Task to complete: Select from the data all lines with the word "JSON".

Information provided Block Start

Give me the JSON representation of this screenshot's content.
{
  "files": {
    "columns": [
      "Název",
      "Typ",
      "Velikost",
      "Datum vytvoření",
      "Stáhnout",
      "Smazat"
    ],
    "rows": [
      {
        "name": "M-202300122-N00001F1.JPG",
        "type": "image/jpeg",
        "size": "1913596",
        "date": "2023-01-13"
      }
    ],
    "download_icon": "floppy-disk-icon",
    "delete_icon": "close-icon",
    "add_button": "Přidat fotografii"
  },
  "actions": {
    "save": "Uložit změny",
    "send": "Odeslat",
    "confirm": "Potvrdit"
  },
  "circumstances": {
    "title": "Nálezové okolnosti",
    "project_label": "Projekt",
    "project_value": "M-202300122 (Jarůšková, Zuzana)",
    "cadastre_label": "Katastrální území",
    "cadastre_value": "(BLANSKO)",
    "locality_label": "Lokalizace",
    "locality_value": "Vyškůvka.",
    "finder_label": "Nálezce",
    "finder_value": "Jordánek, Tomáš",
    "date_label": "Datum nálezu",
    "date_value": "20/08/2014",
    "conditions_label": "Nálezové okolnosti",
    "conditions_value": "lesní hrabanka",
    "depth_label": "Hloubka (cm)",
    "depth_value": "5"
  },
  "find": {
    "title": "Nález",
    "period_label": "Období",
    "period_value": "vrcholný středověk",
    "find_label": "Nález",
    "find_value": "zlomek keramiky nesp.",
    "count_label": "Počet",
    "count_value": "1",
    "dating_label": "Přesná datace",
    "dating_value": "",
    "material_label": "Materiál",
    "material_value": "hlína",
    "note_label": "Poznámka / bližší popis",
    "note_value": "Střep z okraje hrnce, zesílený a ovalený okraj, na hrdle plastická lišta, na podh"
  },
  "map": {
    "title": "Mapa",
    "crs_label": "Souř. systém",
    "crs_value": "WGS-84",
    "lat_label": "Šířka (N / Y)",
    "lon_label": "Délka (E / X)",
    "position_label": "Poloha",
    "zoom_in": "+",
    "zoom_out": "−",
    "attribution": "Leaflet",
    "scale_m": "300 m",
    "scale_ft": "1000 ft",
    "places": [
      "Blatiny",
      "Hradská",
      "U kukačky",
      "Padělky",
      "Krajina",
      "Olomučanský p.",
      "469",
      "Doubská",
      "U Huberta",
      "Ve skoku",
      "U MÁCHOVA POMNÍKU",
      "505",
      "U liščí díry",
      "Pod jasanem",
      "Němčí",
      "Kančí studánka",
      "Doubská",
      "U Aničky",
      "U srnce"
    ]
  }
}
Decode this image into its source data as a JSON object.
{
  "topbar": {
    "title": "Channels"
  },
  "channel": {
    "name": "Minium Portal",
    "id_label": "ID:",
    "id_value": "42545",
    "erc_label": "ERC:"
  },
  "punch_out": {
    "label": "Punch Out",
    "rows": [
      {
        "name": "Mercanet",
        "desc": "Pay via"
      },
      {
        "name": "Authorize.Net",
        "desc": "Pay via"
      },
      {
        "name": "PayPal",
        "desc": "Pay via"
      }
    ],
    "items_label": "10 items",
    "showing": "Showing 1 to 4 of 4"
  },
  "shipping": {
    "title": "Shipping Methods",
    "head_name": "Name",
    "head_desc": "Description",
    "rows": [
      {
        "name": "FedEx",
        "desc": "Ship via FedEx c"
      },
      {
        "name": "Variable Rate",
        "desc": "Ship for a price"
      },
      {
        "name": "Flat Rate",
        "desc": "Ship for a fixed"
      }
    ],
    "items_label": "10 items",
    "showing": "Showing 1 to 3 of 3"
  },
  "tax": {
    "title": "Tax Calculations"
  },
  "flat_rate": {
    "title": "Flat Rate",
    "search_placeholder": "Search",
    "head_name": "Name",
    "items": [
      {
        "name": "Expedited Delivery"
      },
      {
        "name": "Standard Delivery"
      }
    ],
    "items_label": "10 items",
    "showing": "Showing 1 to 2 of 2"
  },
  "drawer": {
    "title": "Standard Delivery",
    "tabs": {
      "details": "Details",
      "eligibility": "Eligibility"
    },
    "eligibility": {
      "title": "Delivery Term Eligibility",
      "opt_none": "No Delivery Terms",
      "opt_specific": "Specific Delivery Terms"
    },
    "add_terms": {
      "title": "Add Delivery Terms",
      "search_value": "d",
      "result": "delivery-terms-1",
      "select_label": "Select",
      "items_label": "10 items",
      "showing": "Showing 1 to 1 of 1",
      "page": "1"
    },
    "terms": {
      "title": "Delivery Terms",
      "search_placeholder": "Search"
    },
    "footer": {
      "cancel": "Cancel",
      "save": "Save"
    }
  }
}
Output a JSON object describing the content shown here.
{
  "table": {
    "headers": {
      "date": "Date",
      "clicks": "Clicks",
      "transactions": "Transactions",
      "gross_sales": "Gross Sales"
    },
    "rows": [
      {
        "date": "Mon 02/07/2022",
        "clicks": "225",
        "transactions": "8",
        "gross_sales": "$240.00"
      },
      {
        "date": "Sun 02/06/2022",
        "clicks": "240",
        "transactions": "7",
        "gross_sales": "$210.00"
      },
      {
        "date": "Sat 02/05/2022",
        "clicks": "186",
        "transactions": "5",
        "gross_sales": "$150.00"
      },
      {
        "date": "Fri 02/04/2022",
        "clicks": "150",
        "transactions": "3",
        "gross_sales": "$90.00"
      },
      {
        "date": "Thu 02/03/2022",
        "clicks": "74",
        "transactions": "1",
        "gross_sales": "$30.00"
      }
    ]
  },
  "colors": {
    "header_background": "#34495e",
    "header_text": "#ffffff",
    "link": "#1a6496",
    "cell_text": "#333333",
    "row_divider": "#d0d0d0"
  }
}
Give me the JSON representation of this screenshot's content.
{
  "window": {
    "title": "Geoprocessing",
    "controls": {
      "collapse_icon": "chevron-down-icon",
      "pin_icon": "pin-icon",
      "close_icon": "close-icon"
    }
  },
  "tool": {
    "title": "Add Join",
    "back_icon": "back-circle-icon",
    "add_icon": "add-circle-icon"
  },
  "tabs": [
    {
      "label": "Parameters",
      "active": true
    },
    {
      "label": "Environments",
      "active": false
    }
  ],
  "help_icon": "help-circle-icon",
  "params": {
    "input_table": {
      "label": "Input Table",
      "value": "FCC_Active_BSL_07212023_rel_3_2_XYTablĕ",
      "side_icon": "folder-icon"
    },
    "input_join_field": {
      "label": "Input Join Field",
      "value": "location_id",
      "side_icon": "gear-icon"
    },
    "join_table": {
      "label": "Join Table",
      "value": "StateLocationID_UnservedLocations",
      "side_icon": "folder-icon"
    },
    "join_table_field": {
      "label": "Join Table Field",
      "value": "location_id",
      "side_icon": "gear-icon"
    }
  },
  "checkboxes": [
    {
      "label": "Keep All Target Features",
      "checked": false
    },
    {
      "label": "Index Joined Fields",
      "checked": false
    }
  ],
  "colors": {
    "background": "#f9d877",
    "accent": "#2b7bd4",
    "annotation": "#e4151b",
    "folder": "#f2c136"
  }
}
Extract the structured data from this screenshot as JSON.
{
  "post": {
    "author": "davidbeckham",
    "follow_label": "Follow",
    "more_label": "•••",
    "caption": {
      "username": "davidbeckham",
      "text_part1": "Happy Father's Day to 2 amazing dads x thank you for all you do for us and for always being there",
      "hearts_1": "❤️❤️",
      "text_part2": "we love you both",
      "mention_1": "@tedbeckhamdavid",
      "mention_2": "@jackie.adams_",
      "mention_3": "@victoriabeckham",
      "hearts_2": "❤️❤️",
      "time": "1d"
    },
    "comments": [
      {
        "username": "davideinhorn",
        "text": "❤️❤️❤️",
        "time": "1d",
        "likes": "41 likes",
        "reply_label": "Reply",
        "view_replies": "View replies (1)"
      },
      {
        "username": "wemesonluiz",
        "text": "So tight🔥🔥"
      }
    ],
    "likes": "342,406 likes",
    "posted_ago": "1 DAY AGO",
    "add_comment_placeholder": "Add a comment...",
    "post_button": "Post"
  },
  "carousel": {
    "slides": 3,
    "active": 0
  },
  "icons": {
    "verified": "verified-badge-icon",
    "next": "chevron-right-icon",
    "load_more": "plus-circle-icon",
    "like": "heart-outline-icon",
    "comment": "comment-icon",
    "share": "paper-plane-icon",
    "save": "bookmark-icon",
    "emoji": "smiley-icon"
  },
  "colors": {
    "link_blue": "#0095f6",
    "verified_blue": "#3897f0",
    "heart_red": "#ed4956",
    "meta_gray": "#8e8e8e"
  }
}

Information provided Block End

Written reply:
Give me the JSON representation of this screenshot's content.
Decode this image into its source data as a JSON object.
Output a JSON object describing the content shown here.
Give me the JSON representation of this screenshot's content.
Extract the structured data from this screenshot as JSON.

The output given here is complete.